== The records ==
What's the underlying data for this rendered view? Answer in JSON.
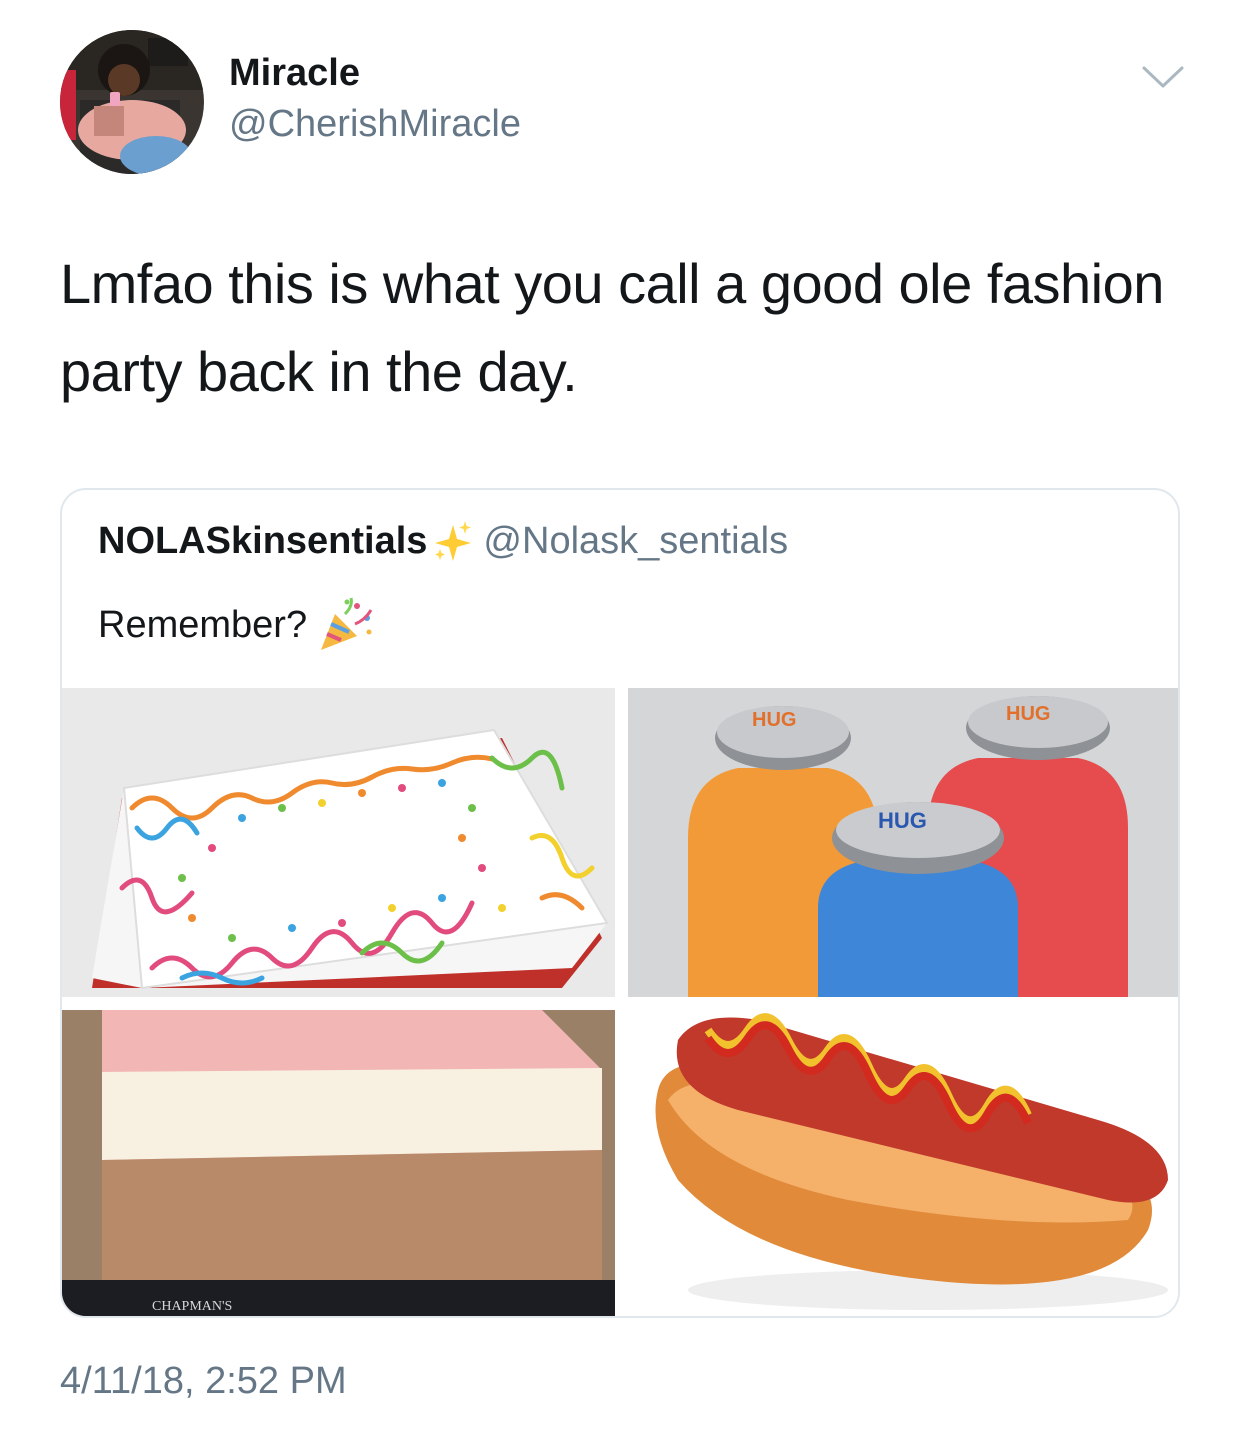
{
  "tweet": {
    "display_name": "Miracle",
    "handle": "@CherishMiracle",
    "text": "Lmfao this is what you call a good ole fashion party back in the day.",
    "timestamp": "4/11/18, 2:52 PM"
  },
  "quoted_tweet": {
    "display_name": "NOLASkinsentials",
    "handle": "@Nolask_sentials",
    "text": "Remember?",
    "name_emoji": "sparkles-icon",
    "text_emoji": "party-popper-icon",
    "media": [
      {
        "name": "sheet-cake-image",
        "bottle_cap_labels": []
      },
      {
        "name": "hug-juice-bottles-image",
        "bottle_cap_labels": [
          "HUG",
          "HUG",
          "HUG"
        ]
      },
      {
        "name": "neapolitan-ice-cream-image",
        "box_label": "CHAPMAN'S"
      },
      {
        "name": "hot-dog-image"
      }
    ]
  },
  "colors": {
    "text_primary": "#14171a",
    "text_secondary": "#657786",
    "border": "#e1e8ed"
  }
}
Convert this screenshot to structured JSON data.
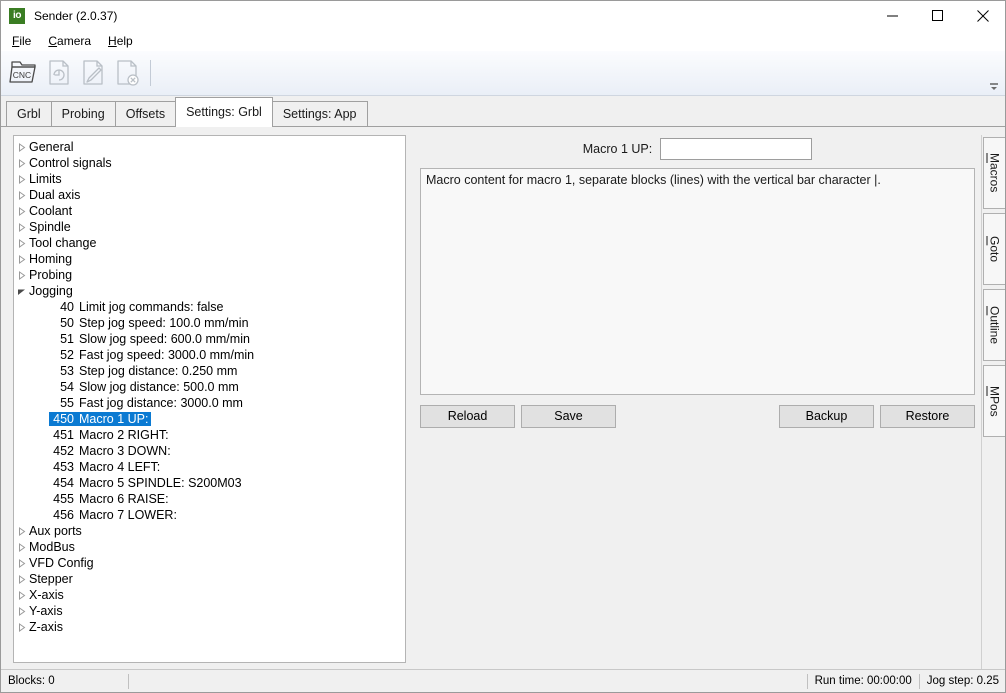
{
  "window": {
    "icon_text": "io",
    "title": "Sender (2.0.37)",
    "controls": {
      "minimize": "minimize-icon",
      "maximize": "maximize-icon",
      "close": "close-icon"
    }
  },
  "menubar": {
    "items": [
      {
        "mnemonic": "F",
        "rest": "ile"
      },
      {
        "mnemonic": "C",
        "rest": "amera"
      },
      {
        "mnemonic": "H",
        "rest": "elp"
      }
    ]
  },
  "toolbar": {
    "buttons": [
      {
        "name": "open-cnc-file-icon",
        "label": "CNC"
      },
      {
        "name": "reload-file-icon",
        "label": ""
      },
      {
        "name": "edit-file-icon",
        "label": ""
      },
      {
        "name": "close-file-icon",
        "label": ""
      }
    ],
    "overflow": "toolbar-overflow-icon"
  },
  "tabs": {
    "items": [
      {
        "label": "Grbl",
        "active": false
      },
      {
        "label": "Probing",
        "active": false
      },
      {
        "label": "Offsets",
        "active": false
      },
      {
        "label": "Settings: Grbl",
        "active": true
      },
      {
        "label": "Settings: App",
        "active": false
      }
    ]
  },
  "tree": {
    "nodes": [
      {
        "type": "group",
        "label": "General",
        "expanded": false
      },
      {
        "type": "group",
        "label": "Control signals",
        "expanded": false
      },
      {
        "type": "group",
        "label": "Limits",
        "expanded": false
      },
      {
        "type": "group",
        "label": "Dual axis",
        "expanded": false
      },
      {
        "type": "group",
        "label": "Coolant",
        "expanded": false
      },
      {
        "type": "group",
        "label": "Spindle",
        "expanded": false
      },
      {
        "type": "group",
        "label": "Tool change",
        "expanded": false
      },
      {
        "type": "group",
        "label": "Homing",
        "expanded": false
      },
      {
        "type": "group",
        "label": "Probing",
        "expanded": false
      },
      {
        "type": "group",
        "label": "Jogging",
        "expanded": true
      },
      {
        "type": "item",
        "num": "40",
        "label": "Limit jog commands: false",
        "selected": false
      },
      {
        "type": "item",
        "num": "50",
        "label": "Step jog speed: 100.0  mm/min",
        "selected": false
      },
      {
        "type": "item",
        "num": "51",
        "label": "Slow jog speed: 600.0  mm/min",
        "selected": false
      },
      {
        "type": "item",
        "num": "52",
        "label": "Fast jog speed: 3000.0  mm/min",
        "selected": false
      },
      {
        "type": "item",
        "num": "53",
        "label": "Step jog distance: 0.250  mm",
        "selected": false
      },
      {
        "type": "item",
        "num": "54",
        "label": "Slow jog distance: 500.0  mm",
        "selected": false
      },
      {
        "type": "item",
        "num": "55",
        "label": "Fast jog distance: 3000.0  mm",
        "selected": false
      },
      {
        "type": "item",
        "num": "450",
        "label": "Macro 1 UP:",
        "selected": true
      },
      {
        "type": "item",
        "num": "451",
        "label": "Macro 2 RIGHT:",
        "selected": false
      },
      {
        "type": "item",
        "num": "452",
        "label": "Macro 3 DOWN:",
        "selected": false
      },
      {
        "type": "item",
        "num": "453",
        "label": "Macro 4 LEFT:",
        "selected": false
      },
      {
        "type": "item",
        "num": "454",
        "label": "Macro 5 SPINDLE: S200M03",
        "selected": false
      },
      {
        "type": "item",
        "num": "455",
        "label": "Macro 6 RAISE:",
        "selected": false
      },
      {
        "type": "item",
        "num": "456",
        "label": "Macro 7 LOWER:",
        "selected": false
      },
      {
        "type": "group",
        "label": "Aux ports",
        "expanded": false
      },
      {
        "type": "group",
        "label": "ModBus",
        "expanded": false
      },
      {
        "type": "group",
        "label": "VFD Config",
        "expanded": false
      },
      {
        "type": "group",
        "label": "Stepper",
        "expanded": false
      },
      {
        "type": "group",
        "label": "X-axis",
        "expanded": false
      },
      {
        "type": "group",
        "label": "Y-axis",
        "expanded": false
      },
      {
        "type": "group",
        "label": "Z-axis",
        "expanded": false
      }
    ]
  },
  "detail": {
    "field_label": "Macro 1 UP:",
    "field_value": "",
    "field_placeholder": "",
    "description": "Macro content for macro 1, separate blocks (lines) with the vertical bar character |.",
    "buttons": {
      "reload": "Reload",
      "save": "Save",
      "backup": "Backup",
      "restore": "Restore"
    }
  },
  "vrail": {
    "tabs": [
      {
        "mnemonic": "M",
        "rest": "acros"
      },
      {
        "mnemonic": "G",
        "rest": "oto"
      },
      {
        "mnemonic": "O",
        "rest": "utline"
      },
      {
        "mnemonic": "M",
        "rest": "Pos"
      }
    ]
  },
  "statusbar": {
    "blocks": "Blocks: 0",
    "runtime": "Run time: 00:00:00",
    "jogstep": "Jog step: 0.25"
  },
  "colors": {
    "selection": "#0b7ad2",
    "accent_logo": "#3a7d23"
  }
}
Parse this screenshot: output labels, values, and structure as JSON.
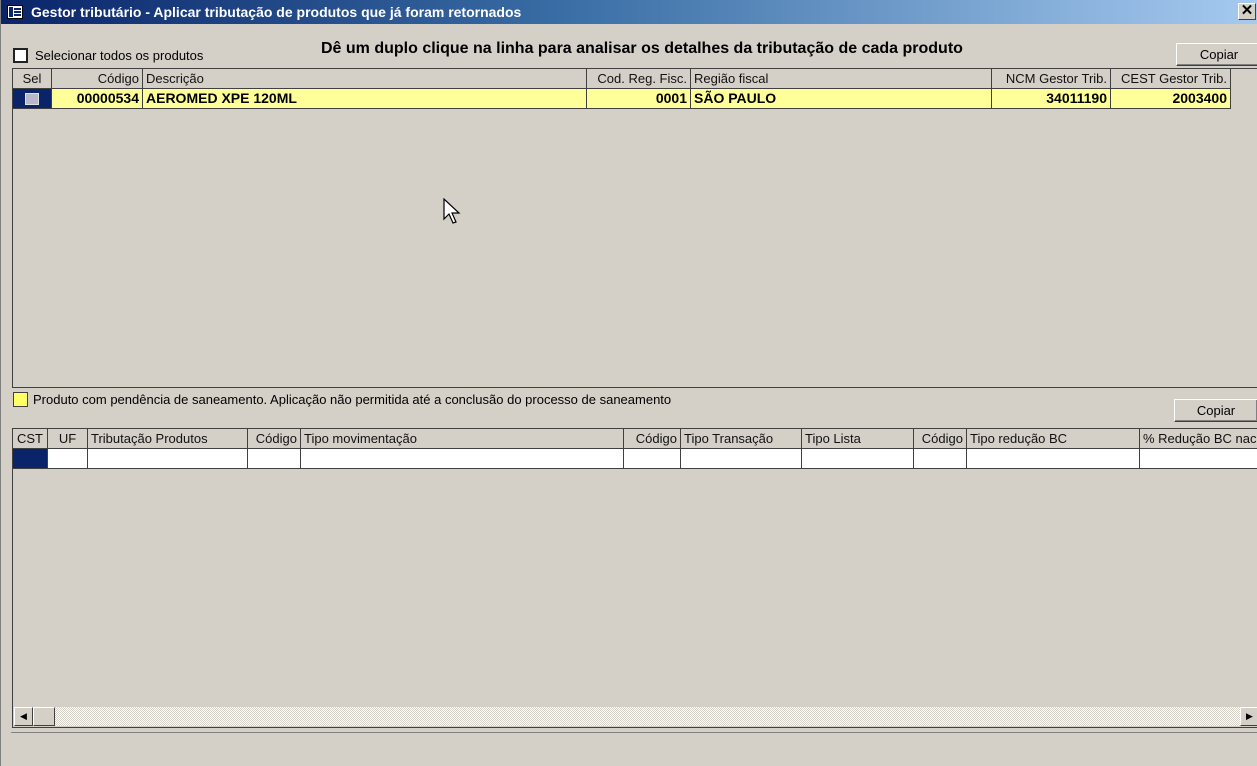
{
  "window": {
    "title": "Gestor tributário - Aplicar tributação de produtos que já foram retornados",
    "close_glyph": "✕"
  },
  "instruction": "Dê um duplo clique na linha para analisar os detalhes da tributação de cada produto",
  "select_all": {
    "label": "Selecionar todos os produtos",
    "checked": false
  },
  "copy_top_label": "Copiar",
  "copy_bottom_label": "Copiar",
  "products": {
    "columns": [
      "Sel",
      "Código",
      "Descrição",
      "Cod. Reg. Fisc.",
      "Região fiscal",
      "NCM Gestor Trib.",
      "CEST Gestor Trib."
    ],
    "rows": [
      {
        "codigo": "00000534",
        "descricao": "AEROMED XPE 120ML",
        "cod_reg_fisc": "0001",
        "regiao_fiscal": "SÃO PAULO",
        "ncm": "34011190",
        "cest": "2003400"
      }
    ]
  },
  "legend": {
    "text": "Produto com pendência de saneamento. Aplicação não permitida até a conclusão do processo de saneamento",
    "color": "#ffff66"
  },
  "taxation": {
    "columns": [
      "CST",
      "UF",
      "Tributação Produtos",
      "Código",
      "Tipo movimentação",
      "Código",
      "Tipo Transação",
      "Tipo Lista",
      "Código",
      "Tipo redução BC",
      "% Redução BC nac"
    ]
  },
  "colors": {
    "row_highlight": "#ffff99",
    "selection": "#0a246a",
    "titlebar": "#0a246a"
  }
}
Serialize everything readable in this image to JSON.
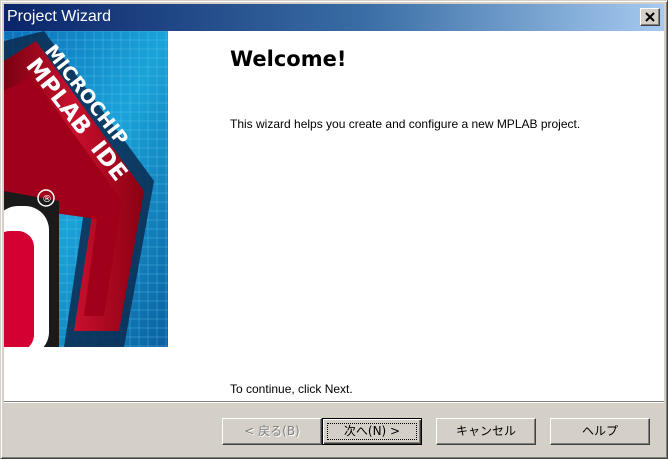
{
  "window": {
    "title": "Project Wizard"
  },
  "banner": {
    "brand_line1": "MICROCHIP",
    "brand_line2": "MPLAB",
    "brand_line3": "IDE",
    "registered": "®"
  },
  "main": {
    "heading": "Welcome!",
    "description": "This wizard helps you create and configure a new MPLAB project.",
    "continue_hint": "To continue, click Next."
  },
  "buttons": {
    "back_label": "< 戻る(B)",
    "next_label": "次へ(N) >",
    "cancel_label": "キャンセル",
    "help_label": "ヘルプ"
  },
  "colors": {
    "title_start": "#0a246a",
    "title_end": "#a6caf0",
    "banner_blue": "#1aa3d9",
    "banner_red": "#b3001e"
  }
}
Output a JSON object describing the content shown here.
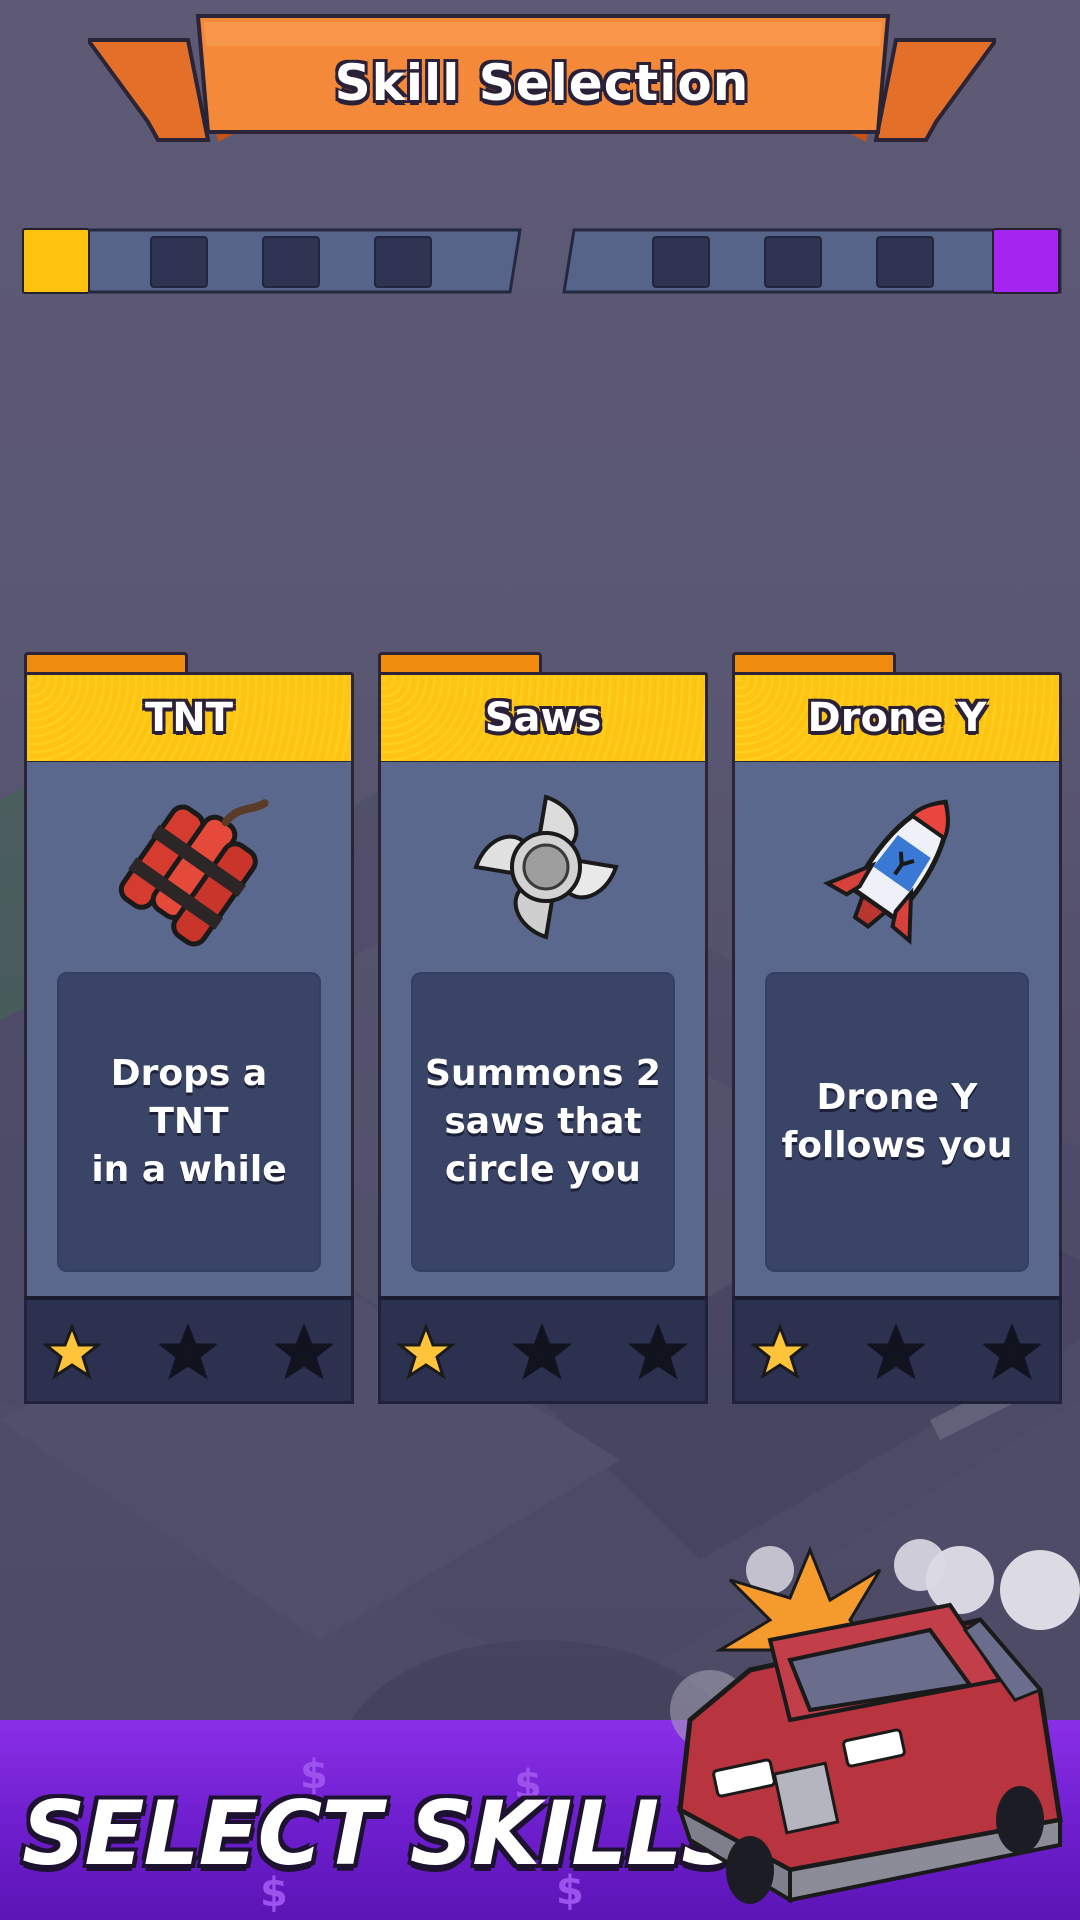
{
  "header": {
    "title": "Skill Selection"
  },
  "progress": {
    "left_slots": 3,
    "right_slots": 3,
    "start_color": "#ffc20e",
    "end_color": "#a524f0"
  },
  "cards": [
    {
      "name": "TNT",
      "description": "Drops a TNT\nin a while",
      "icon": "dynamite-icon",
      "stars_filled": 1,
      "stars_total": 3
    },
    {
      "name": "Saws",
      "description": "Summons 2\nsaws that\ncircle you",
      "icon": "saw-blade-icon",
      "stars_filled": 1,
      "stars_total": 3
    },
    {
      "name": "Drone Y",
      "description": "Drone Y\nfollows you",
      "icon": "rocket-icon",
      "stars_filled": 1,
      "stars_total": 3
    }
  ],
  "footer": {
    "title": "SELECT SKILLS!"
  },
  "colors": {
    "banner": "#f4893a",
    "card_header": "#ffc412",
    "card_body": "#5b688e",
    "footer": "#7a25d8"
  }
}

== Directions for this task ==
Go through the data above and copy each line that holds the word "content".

== Response area ==
    "description": "Macro content for macro 1, separate blocks (lines) with the vertical bar character |.",
Output a JSON object describing the content shown here.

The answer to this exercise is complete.